FHA officials say they are willing to reconsider some of their rules that have raised such an outcry among condo owners, lenders, and real estate professionals. For example, one rule the FHA is reportedly reconsidering is its stance on non-owner occupancy. As of now, FHA requires that no more than 50 percent of the units in a condo building be non-owner occupies. “This rule alone has made large numbers of condominiums in hard-hit markets ineligible for FHA financing, where investors have purchased units for cash to turn into rentals,” The Wall Street Journal reports.

FHA also is reportedly revisiting its condo rules on how many owners in a building can be delinquent on their fees. As of now, FHA refuses to approve a project if more than 15 percent of the condo units are 30 days or more late on their condo association fees, The Wall Street Journal reports.

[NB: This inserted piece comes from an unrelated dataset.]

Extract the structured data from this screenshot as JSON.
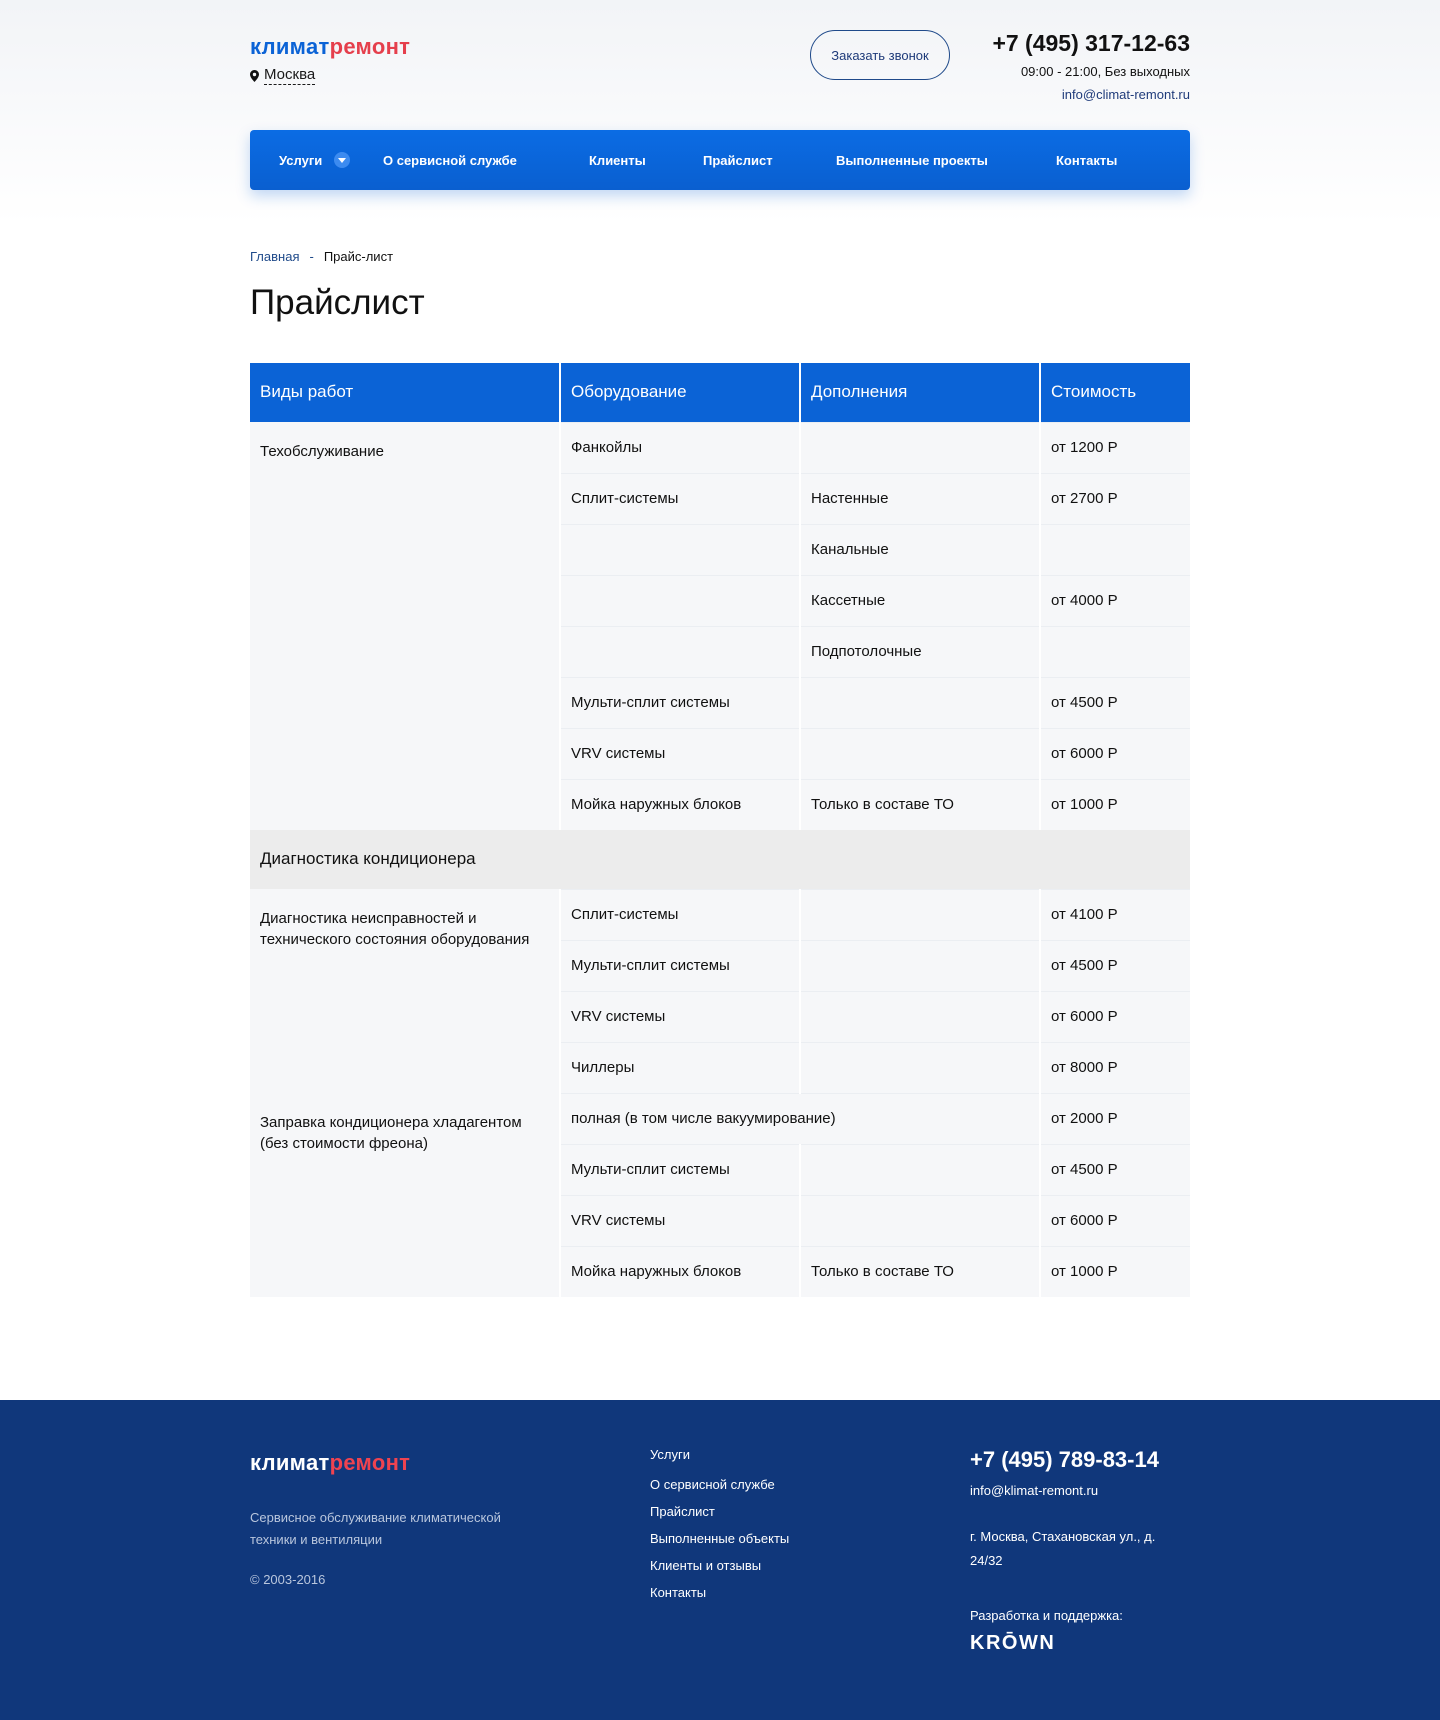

Source: “Condo Sales May Become Easier if FHA Revises Rules Governing Mortgages,” The Wall Street Journal (May 18, 2012)

Financial Planners to Reverse Mortgage Lenders: Educate Us

by Elizabeth Ecker Published in News, Reverse Mortgage

A panel of financial planning professionals shared insight with attendees of the National Reverse Mortgage Lenders Association conference in Irvine, California last week. By and large their message to reverse mortgage professionals was: education is paramount.

While some financial planners do understand the viability of reverse mortgage products and they ways in which they can work for clients, and even with the help of recent positive financial planning press on the products, there is still work to be done on the education front, they say.

“I was getting a lot of phone calls about reverse mortgages,” said Pat McClain, senior partner and founding principal of Hanson McClain Advisors of his early experience with reverse mortgages. “I initially had a negative attitude toward reverse mortgages. But I realized they weren’t the reverse mortgages of old; they actually help people if used correctly.”

McClain, who became one of the founders of Liberty Reverse, now advises clients on financial planning. While his mind was changed, there are still others who need help understanding how the products can work.

“In terms of clients’ perceptions, there is still a lot of work to be done,” says Jerry Clements, certified financial planner with Ameriprise. “For most there is a negative connotation when I talk to clients.”

But, Clements says, there are ways reverse mortgage professionals can work with financial planners to bring them up to speed. Some are working with reverse mortgage advisors already, others are not.

“A lot of us still have preconceived ideas. …hopefully over time with education [the reverse mortgage] could be something they integrate more as a tool to prevent portfolio failure,” he says.

While real estate professionals focus on location, location, location, McClain says, for financial planners, it’s education that counts.

“For us in the financial planning community, it’s education, education, education,” he says. “You may assume we understand how it works, but some do not have a clue. It’s a process. It may take years to develop the relationship, but if you do and there’s that trust, you will be top of mind. Our clients are asking about it and the more educated we are the more we can help our mutual clients.”

Looking ahead, McClain says, the reverse mortgage could be incorporated into financial planning calculators.

“Figure out as an industry how to bake calculators into financial planning software, so it shows up as a line item. It will make a difference in three to five years, whether they recognize it now, or not.”